=== Section Start ===

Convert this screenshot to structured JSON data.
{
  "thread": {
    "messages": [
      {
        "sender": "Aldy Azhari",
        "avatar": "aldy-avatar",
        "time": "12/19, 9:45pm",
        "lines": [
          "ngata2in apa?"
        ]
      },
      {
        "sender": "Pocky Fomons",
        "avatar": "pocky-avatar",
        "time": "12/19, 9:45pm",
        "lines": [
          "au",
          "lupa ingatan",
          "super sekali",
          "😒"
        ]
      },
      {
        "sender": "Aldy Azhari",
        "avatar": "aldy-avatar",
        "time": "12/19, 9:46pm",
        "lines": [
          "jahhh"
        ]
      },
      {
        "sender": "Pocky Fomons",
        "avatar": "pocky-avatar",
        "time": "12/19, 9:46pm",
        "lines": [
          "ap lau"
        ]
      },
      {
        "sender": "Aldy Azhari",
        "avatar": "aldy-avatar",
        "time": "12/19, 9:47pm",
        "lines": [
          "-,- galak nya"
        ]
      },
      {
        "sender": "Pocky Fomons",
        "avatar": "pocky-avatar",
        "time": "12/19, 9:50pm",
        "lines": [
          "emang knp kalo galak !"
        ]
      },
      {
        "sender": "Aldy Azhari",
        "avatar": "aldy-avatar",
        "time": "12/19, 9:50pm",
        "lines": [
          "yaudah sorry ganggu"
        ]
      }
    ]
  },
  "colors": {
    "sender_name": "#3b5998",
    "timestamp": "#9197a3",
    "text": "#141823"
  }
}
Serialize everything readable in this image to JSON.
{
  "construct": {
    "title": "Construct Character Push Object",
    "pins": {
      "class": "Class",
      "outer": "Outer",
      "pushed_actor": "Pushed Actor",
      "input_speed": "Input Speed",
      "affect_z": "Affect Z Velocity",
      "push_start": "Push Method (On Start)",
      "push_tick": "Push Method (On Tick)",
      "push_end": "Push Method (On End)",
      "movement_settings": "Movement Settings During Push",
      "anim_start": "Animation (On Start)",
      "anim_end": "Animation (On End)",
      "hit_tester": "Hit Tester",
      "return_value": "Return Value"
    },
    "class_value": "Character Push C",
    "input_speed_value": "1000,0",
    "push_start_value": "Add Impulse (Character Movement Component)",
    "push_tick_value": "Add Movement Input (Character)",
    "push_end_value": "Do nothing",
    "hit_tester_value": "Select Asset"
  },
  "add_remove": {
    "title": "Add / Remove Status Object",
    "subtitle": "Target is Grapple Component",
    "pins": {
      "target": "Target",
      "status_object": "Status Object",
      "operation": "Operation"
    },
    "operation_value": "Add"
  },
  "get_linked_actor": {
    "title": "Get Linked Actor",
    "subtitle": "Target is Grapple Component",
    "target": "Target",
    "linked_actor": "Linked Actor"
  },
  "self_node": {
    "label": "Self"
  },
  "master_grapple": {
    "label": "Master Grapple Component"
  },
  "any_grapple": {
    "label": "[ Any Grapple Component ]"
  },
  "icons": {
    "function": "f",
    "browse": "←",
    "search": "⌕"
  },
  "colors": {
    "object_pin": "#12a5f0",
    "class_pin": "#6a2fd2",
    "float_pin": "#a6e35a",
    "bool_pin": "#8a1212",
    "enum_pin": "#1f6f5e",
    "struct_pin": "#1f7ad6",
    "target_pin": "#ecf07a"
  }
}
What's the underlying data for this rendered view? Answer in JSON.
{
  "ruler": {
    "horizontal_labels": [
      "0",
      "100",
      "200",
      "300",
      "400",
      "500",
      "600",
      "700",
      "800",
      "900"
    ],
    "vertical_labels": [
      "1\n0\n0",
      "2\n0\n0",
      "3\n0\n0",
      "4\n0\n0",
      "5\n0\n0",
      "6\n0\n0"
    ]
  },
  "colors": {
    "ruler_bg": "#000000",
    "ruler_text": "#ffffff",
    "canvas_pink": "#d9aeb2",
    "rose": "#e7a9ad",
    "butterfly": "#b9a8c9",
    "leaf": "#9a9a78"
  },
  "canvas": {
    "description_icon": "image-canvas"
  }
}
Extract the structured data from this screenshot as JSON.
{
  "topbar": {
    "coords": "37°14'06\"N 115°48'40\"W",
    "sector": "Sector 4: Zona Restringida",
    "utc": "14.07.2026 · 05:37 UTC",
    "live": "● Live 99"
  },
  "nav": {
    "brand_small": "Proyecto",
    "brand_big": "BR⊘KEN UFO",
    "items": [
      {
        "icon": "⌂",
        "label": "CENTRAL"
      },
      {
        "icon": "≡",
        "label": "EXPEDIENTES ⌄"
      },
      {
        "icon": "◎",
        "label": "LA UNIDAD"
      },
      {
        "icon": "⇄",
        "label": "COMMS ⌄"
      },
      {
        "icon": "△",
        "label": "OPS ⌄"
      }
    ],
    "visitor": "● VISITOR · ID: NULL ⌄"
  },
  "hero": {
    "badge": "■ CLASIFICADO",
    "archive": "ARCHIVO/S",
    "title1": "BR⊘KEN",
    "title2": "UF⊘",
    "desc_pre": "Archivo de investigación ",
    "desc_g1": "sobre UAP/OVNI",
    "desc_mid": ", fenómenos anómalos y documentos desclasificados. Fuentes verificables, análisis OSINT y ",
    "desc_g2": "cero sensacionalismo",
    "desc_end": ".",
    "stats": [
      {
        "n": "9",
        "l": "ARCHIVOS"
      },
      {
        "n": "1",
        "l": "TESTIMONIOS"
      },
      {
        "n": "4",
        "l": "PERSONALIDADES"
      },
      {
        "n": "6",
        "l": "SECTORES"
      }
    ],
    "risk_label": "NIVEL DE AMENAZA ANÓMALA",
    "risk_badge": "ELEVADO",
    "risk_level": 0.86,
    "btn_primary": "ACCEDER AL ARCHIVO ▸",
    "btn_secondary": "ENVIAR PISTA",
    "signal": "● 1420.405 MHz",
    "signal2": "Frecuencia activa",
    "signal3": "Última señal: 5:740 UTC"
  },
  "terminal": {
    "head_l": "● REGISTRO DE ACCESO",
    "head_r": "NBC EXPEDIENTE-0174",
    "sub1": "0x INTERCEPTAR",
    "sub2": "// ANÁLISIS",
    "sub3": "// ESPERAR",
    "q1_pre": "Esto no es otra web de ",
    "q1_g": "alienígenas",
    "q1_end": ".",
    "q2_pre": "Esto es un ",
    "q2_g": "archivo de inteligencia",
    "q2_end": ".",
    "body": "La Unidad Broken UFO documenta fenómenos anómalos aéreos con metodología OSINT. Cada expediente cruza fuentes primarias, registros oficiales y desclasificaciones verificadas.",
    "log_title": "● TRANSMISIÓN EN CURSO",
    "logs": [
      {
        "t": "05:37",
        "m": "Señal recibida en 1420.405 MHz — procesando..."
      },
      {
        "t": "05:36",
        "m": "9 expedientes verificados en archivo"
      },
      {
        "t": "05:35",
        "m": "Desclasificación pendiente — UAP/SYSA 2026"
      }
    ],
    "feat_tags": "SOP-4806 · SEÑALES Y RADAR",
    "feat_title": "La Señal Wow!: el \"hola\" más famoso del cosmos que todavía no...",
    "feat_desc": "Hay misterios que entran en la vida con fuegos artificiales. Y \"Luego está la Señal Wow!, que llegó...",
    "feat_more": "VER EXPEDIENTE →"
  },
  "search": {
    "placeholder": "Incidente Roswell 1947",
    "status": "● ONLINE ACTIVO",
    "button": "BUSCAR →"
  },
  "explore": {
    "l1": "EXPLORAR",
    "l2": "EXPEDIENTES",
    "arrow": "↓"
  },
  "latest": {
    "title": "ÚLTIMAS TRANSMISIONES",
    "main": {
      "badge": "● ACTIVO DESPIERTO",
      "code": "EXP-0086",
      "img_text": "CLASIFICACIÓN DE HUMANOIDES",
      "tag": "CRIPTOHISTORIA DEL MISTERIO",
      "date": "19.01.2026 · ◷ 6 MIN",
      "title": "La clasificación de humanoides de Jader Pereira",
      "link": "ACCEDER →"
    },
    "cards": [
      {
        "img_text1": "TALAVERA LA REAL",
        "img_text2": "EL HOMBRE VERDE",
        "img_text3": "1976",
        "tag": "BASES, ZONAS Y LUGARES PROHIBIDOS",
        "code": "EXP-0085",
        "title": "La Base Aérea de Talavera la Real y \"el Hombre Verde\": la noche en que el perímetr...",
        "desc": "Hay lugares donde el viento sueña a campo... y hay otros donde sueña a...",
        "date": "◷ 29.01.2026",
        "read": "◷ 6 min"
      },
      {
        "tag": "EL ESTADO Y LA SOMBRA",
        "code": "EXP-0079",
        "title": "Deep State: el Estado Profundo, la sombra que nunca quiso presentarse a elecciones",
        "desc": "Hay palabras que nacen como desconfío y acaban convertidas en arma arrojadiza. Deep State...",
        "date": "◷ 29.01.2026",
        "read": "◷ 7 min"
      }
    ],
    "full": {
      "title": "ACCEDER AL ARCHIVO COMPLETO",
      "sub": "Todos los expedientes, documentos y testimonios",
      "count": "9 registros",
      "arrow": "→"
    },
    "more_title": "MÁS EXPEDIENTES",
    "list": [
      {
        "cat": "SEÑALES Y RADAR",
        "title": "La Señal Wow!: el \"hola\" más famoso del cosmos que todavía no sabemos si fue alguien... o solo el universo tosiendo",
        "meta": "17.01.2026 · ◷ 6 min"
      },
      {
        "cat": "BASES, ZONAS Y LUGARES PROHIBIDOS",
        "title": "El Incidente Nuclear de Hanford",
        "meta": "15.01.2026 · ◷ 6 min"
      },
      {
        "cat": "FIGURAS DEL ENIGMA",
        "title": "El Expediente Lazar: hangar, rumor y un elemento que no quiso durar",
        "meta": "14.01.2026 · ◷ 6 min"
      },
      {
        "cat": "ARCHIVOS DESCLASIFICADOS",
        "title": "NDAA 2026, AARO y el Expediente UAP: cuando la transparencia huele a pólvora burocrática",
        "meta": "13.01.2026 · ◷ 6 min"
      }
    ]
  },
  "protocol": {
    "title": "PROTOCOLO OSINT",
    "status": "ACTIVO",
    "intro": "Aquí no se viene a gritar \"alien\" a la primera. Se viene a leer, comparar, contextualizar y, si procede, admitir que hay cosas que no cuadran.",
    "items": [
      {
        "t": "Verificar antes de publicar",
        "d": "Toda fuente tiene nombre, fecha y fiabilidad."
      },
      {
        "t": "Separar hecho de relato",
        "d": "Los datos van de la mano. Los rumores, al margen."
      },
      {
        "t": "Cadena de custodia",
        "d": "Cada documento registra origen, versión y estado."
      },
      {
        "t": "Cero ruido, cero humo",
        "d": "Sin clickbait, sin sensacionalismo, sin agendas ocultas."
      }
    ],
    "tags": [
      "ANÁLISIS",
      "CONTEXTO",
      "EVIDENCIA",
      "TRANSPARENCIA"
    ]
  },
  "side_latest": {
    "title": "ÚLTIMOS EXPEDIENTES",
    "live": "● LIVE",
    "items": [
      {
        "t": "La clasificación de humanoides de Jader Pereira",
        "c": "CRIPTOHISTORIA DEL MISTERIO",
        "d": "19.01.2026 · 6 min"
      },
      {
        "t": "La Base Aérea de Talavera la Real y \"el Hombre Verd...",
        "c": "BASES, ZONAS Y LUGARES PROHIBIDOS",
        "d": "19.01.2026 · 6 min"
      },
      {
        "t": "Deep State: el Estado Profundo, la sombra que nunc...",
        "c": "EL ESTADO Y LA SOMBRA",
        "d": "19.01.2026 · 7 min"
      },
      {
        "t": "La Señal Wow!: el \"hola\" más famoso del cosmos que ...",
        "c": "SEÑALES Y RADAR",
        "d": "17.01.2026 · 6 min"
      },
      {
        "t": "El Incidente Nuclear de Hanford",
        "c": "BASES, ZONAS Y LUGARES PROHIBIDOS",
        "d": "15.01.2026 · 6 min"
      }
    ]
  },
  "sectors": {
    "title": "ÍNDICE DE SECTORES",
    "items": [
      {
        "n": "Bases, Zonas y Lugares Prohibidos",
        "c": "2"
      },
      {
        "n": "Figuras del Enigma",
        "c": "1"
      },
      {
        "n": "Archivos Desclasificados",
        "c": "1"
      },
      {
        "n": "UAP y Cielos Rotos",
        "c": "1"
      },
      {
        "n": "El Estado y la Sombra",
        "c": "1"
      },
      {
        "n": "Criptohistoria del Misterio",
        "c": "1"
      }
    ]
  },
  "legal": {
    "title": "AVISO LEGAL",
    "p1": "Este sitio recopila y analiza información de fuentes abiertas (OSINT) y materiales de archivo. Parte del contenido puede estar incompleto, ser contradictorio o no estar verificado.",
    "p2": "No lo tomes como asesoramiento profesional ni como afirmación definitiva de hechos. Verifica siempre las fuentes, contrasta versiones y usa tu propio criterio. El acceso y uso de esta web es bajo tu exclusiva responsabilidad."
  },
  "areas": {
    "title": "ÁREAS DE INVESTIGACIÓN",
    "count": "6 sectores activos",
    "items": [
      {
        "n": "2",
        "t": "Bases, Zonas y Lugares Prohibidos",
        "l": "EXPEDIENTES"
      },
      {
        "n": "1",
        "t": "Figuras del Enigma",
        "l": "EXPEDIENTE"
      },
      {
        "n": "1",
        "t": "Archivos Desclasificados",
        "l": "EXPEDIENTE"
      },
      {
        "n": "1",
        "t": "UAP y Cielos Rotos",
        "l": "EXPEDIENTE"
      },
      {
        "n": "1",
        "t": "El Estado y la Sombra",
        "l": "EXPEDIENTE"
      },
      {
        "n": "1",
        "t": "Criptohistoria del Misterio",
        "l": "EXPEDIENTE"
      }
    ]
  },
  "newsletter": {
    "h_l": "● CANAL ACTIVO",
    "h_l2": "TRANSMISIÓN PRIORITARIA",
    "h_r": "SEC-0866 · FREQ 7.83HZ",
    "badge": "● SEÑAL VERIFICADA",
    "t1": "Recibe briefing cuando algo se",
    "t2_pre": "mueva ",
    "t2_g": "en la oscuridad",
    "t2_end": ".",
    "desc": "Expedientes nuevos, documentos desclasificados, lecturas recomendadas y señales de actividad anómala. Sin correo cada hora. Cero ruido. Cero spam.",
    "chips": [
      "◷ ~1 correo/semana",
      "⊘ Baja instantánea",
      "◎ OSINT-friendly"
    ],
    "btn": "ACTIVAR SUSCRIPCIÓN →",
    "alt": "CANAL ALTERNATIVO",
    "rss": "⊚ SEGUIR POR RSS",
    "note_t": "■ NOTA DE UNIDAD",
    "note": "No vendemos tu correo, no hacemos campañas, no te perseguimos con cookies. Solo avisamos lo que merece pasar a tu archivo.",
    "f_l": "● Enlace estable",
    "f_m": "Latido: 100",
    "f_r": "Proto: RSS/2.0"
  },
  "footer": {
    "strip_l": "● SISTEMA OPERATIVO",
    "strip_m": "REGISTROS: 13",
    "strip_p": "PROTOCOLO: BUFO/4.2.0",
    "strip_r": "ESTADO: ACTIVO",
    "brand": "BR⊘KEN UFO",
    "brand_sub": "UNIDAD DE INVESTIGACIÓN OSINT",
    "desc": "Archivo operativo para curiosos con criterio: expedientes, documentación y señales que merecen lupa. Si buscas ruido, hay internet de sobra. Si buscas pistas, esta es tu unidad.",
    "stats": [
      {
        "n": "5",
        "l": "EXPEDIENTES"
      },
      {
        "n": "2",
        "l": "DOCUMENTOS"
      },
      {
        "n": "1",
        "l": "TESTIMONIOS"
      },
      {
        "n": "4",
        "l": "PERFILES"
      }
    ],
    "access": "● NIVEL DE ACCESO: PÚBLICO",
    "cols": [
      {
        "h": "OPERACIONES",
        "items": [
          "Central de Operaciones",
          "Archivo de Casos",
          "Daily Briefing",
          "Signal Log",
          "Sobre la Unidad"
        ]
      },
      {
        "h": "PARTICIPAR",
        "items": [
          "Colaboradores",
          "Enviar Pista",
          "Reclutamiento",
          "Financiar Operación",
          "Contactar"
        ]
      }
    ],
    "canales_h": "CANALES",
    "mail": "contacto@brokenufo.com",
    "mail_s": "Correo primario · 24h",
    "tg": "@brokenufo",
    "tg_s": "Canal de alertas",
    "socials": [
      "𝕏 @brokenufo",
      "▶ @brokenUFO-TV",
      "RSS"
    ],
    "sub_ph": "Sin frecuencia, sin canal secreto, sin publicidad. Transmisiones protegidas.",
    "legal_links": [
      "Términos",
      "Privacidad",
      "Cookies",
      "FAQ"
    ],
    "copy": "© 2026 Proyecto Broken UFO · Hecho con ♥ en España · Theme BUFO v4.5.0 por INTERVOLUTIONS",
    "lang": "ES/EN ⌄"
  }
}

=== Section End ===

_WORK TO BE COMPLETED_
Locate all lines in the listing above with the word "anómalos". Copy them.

_EXERCISE RESULT_
    "desc_mid": ", fenómenos anómalos y documentos desclasificados. Fuentes verificables, análisis OSINT y ",
    "body": "La Unidad Broken UFO documenta fenómenos anómalos aéreos con metodología OSINT. Cada expediente cruza fuentes primarias, registros oficiales y desclasificaciones verificadas.",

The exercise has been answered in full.